* [YOUR TASK]:
Filter the records below for the word "Pago". Copy each line that holds it.

* [DATASET EXCERPTS]:
=======
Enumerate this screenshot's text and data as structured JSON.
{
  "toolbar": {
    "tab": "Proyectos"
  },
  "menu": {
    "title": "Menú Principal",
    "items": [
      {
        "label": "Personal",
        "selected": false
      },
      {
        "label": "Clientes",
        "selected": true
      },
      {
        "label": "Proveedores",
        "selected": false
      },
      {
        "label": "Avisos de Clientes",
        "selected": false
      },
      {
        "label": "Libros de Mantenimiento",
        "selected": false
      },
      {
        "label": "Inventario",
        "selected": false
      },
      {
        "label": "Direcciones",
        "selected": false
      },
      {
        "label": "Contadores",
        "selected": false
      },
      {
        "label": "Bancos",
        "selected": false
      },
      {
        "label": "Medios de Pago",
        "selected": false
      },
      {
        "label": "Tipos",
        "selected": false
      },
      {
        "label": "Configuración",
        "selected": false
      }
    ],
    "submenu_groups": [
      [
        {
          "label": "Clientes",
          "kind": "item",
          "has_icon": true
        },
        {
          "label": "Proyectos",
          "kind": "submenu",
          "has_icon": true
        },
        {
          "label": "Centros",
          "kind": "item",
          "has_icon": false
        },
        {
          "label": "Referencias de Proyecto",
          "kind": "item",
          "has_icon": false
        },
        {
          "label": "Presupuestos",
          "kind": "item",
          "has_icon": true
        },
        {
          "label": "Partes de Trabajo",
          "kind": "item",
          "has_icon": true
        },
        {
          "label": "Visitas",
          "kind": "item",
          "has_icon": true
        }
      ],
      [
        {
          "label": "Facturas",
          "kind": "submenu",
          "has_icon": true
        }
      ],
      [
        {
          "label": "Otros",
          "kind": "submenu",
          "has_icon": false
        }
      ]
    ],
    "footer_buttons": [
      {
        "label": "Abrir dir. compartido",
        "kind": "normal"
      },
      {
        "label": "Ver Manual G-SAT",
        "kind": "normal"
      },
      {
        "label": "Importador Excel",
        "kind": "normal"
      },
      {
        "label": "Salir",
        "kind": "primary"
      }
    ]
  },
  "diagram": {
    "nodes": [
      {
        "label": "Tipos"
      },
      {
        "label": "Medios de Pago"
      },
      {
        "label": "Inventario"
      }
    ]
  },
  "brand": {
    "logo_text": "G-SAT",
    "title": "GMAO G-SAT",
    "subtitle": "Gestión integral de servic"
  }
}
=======
* [RESULT]:
        "label": "Medios de Pago",
        "label": "Medios de Pago"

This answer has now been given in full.